Top Story, July 15, 2017


Warren County market still thriving after relocation

 

By JANE PRIMERANO
AFP Correspondent

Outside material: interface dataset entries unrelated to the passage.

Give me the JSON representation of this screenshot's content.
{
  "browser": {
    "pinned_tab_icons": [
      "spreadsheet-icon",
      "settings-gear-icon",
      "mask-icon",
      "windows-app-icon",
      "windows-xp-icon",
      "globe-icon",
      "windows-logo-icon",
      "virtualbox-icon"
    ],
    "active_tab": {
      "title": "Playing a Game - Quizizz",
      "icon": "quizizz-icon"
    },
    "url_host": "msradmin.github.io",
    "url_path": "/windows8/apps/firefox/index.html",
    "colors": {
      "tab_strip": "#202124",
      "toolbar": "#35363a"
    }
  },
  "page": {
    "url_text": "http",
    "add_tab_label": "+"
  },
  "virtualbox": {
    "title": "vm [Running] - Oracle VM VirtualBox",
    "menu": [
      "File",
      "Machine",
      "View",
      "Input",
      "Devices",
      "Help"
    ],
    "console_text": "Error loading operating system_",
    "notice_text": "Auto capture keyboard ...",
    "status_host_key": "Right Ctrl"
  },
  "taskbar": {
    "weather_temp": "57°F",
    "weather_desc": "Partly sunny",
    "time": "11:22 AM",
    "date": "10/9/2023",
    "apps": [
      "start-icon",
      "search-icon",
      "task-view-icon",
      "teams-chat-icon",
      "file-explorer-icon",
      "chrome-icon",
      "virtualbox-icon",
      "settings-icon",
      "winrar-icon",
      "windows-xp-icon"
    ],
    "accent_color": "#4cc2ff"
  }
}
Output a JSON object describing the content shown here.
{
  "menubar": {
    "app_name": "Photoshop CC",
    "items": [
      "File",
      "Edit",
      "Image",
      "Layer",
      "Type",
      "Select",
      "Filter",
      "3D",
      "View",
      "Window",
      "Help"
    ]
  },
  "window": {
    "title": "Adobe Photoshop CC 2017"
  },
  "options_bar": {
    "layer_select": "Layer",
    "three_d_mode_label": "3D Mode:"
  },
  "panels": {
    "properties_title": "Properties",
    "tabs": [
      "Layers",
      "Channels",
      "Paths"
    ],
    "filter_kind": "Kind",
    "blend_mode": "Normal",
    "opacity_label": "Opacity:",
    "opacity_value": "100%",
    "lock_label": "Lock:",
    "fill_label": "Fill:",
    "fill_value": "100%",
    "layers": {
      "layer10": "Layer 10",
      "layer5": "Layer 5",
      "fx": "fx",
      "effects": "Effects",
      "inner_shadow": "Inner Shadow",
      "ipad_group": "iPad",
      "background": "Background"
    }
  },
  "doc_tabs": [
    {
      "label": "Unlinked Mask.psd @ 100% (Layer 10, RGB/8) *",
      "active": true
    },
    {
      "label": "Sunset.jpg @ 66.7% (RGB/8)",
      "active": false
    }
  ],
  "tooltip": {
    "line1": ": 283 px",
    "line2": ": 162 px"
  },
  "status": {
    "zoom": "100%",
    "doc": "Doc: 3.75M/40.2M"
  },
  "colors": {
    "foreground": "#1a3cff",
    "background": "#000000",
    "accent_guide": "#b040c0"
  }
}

BELVIDERE —
It was a perfect summer Sunday on July 9.
Perfect for a Rolling Thunder motorcycle run of several hundred bikes. And perfect for the Warren County Farmers’ Market.
The market, once in Belvidere and called the Belvidere Farmers’ Market, now occupies the front parking lot of the White Township Elementary School. Farmer Kent Kimball was part of the market in Belvidere and said the present location is much busier.
Kimball is selling plenty of lettuce and greens and is setting appointments for his pick-your-own raspberries business on his nearby farm.
Customers were sampling the raspberries as they shopped.
“People get into a routine,” Maria Menegus said.
She said a couple of weeks into the market shopping picked up.
Broccoli, beets and zucchini are selling well.
So is kohlrabi, she said. She said people don’t know what to do with kohlrabi, but when she makes suggestions they are willing to take a chance. “I’ve got good reports back,” she said.
Menegus Farm is also selling a Griddle Cake mix based on a recipe by Maria’s sister, Cecelia Tkaczyk. A farmer in New York grinds the meal.
Tkaczyk moved to upstate New York when her physicist husband got a job with General Electric in Schenectady.
On a visit back to New Jersey, she fell in love with the Jacob Sheep on Buttonball Farm in Hope.
She now has a flock of 50. One cold upstate New York winter she had an injured dog and made it a bed from her wool.
The dog loved the bed so much she started making them for sale.
“Dogs go right to it,” Menegus said. Tkaczyk also makes cat beds and takes special orders.
Menegus Farm is also selling Special Lady Gourmet Spreads, vinegars and maple syrup.
Kathy Fleigauf started off selling garlic, but she discovered if she brought some cut flowers to a market people bought them.
Fleigauf and her husband moved back to the farm where she was born and raised in Oxford.
They were growing tired of commuting from Stone Row Farm on Jonestown Road.
When farmers’ markets started popping up, she wondered why Washington didn’t have one, so she got involved. She now sells her flowers at both the Washington and Warren County markets.
Humor Me Farm in West Milford raises alpacas and French and English angora rabbits.
Heather Marion and her daughter, Olivia, were spinning alpaca fiber at the market.
Heather said she got involved with alpacas through 4-H and is now a 4-H leader herself.
The farm has 14 alpacas and “around more than two dozen rabbits, depending,”
Olivia laughed. They breed the rabbits to sell, show or for fiber.
They also sell all fiber products from raw fleece to finished products.
“Farm markets help us to be out. We do a lot of education at our markets,” Heather said.
She does the Ringwood and Paramus markets as well as Warren County. “A friend of a friend recommended this one,” she said. “and I love everyone here.”
Liz Balchin of Four Fields Farm was selling her farm raised meat.
She set up a tablet to show the animals on the farm to children who come by with their parents.
“The parents talk, the kids flip through the pictures,” she said.
“It’s a busy day,” Balchin. “It’s nice to have the parking right in front of the vendors so we can judge how busy it is.”